What needs to be done.
Find the word "label" in the listing. Copy out each line where it occurs.

Exercise data.
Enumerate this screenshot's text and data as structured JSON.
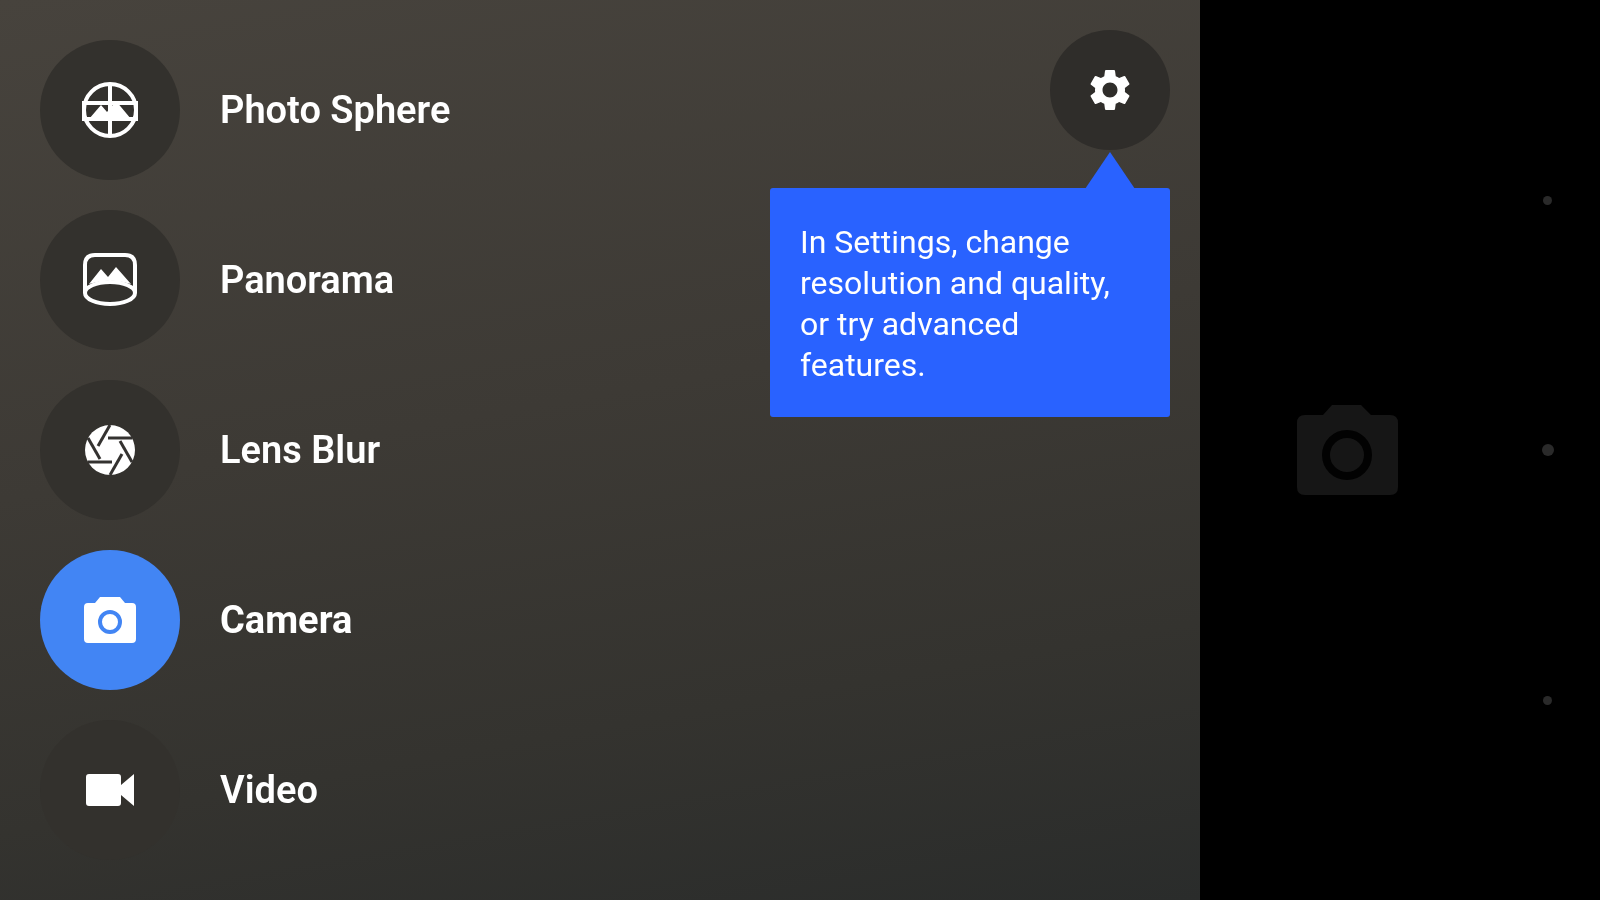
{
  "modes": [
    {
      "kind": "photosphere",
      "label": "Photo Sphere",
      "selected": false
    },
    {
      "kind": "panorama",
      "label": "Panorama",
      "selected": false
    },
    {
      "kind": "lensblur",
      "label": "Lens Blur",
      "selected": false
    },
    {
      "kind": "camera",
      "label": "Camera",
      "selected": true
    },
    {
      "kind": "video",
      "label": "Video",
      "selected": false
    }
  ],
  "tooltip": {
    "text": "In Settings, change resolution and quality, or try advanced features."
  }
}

Response to this exercise.
      "label": "Photo Sphere",
      "label": "Panorama",
      "label": "Lens Blur",
      "label": "Camera",
      "label": "Video",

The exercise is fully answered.